A description of this event follows, from the U.S. National Academy of Sciences website ( “Since 1989, the U.S. National Academy of Sciences has organized annual symposia on Frontiers of Science. These symposia bring together some of the very best young scientists, mostly between the ages of 30-45, to discuss exciting advances and opportunities in their fields… At each symposium, approximately 25 young scientists report on current research within their disciplines to an academically trained and scientifically diverse audience. They highlight major research challenges, methodologies, and limitations to progress at the frontiers of their respective fields. All attendees participate actively in a general discussion period, during which they learn from and form and collaborative relationships with other scientists in different fields.”

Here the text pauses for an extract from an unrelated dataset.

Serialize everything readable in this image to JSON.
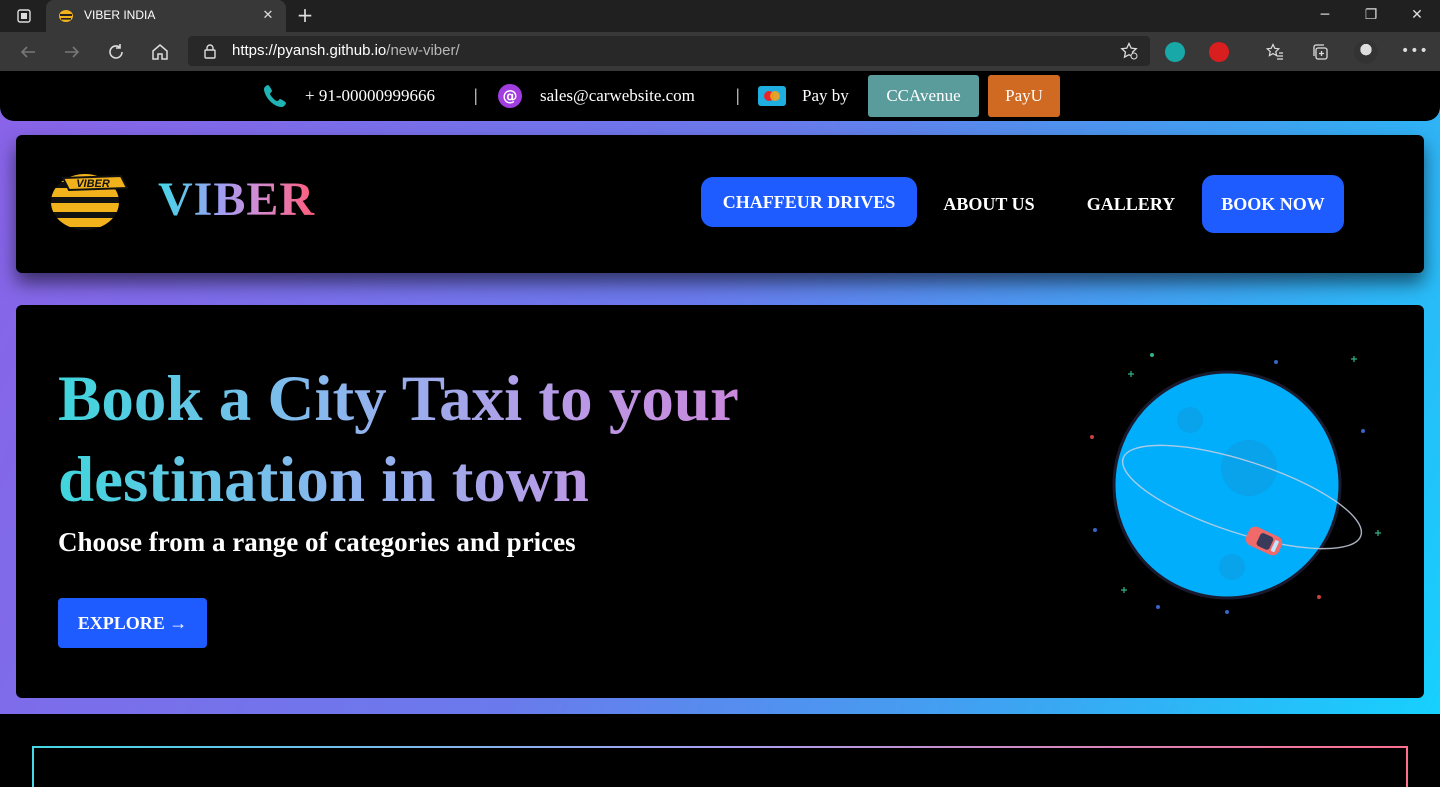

Congratulations to Dr. Peek on being invited to take part in such an important and intellectually invigorating event!